I don’t know how long this is going to last – there’s no end in sight at the moment. I’m enjoying getting out and walking through the Plantations, but I’m missing being out on the open moors in the Pennines, the Lakeland fells and the Welsh hills and mountains. I’d planned to take a break in the Lake District in May and a trip to Snowdonia in July. We also had a trip to Ireland planned for late in May too. Currently, though, we have to make the most of whatever’s nearby and with the Plantations on my doorstep I’m luckier than many people stuck in city centres. But when this all ends I’m sure I won’t be the only one dashing off to the Lakes.
Last Saturday was the final day of the Tour of Britain professional cycling race and the final stage was in Greater Manchester. Starting in Altrincham the route took it through all of the boroughs in the Metropolitan County, including Wigan, before finishing in a sprint on Deansgate in the centre of Manchester.
For many years I’ve followed the Tour de France, mainly watching it on the TV, but have seen 4 stages live – once in Skipton when it visited Britain and 3 times in France. So given as the British Tour was going to pass just a few miles from my house, I decided I should go up to the other side of Haigh Woodland Park and watch the riders speed past.
And speed past they did! It was a flat stage and so they were pedalling at at 30 or 40 mph as they rode down School Lane, where I was standing amongst the crowd, heading towards Haigh before carrying on through Aspull, Hindley, Atherton and Tyldsley and then on through Salford towards Deansgate. I tried to get some photos, but not being experienced at sports photography, most of my efforts were rather blurred and poorly framed.
First of all the Police motorbikes sped past followed by a number of cars. The sound of the TV helicopter heralded the arrival of the riders. A single bike was in the lead followed shortly behind by a large breakaway pursuing group. More police, and team cars followed before the arrival, a few minutes later of the peloton. It was all over in about 5 minutes.

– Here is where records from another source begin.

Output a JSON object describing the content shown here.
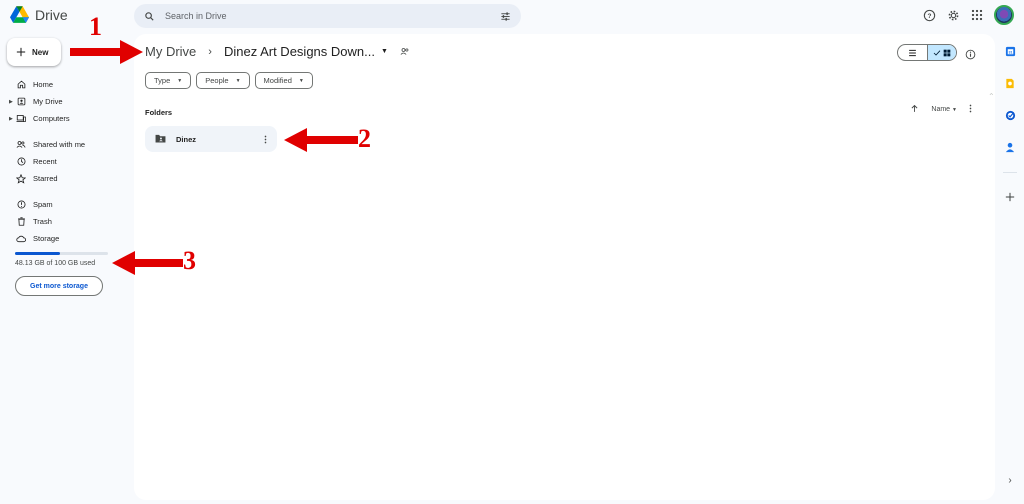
{
  "app": {
    "name": "Drive"
  },
  "search": {
    "placeholder": "Search in Drive"
  },
  "new_button": {
    "label": "New"
  },
  "sidebar": {
    "items": [
      {
        "label": "Home",
        "icon": "home-icon"
      },
      {
        "label": "My Drive",
        "icon": "my-drive-icon"
      },
      {
        "label": "Computers",
        "icon": "computer-icon"
      },
      {
        "label": "Shared with me",
        "icon": "people-icon"
      },
      {
        "label": "Recent",
        "icon": "clock-icon"
      },
      {
        "label": "Starred",
        "icon": "star-icon"
      },
      {
        "label": "Spam",
        "icon": "spam-icon"
      },
      {
        "label": "Trash",
        "icon": "trash-icon"
      },
      {
        "label": "Storage",
        "icon": "cloud-icon"
      }
    ]
  },
  "storage": {
    "used_text": "48.13 GB of 100 GB used",
    "used_fraction": 0.4813,
    "button_label": "Get more storage"
  },
  "breadcrumb": {
    "root": "My Drive",
    "current": "Dinez Art Designs Down..."
  },
  "filters": [
    {
      "label": "Type"
    },
    {
      "label": "People"
    },
    {
      "label": "Modified"
    }
  ],
  "folders": {
    "section_label": "Folders",
    "sort_label": "Name",
    "items": [
      {
        "name": "Dinez"
      }
    ]
  },
  "annotations": [
    {
      "number": "1"
    },
    {
      "number": "2"
    },
    {
      "number": "3"
    }
  ],
  "colors": {
    "accent": "#0b57d0",
    "arrow": "#e00000",
    "selected_view": "#c2e7ff"
  }
}
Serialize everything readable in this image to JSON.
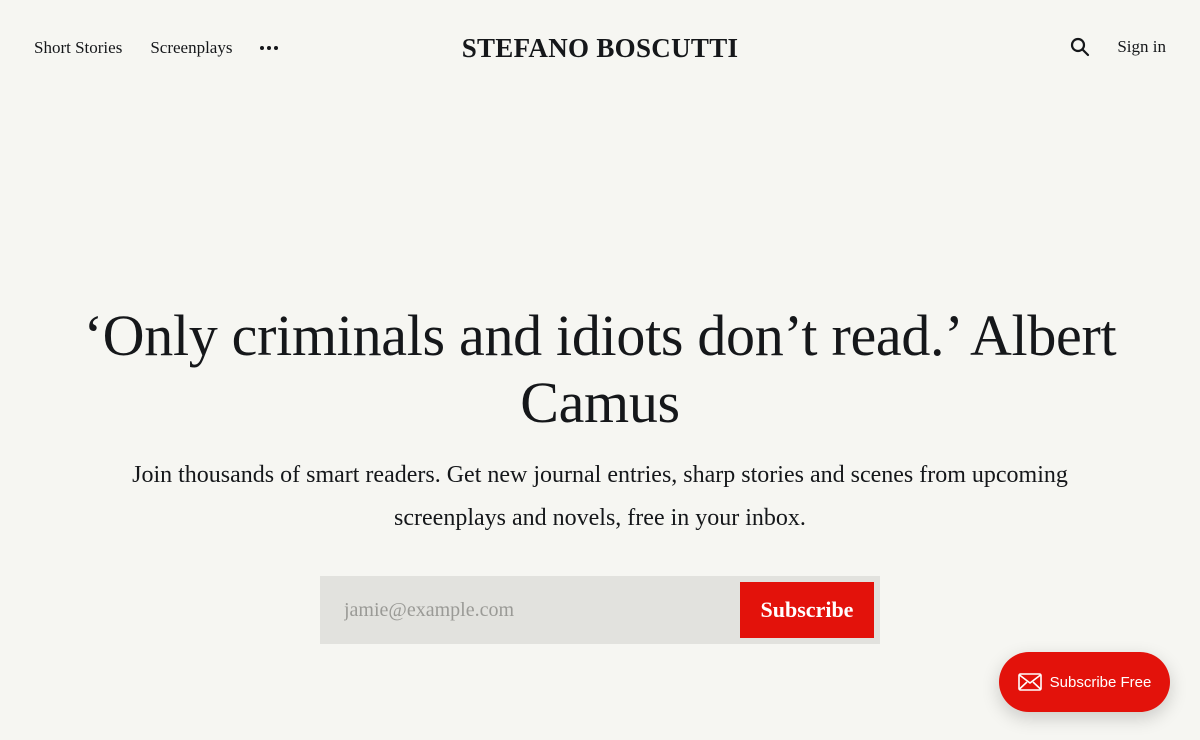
{
  "nav": {
    "left_links": [
      "Short Stories",
      "Screenplays"
    ],
    "more_icon": "more-dots-icon",
    "site_title": "STEFANO BOSCUTTI",
    "search_icon": "search-icon",
    "sign_in": "Sign in"
  },
  "hero": {
    "headline": "‘Only criminals and idiots don’t read.’ Albert Camus",
    "subtext": "Join thousands of smart readers. Get new journal entries, sharp stories and scenes from upcoming screenplays and novels, free in your inbox."
  },
  "signup": {
    "email_placeholder": "jamie@example.com",
    "email_value": "",
    "submit_label": "Subscribe"
  },
  "portal": {
    "icon": "envelope-icon",
    "label": "Subscribe Free"
  },
  "colors": {
    "background": "#f6f6f2",
    "text": "#15171a",
    "accent": "#e3120b",
    "input_bg": "#e2e2de"
  }
}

The Council had arranged a number of activities in the park and had a large screen showing the TV broadcast of the race so I stopped to watch. They were going at some pelt and the race was over with the final sprint about 40 minutes after I’d seen them on Scool Lane. That was some going!
The stage was won by the Dutch rider, Mathieu van der Poel, who was also the overall winner of the race.
Last Thursday I had an appointment at the hospital – my annual visit to see the diabetes specialist. It was a beautiful, sunny – if cold! – winter’s morning so I decided to use the opportunity for a walk through the Plantations, there and back. Just 4 miles in total, but my first walk of the year.
My appointment showed that all was good – but I could do with losing a few kilograms – and I’d promised the consultant that I’d lose at least 2 kg by next year. So perhaps as well that I’ve decided to take up the 1000 mile challenge this year. I did quite a lot of walking in 2018 and although I logged the distances of my country walks I didn’t keep a proper log of total mileage, so I’ll need to do that this year.
I needed to set some ground rules. I’ll not count “everyday” miles like walking into Wigan for shopping. But I’ll count mooching / street haunting around Manchester, Liverpool and other towns and cities. I’ll measure my mileage using my phone app rather than map miles, as that takes account of the distance associated with walking up and down hill.
So that’s my first 4 miles done. A lot more effort needed if I’m to hit the target.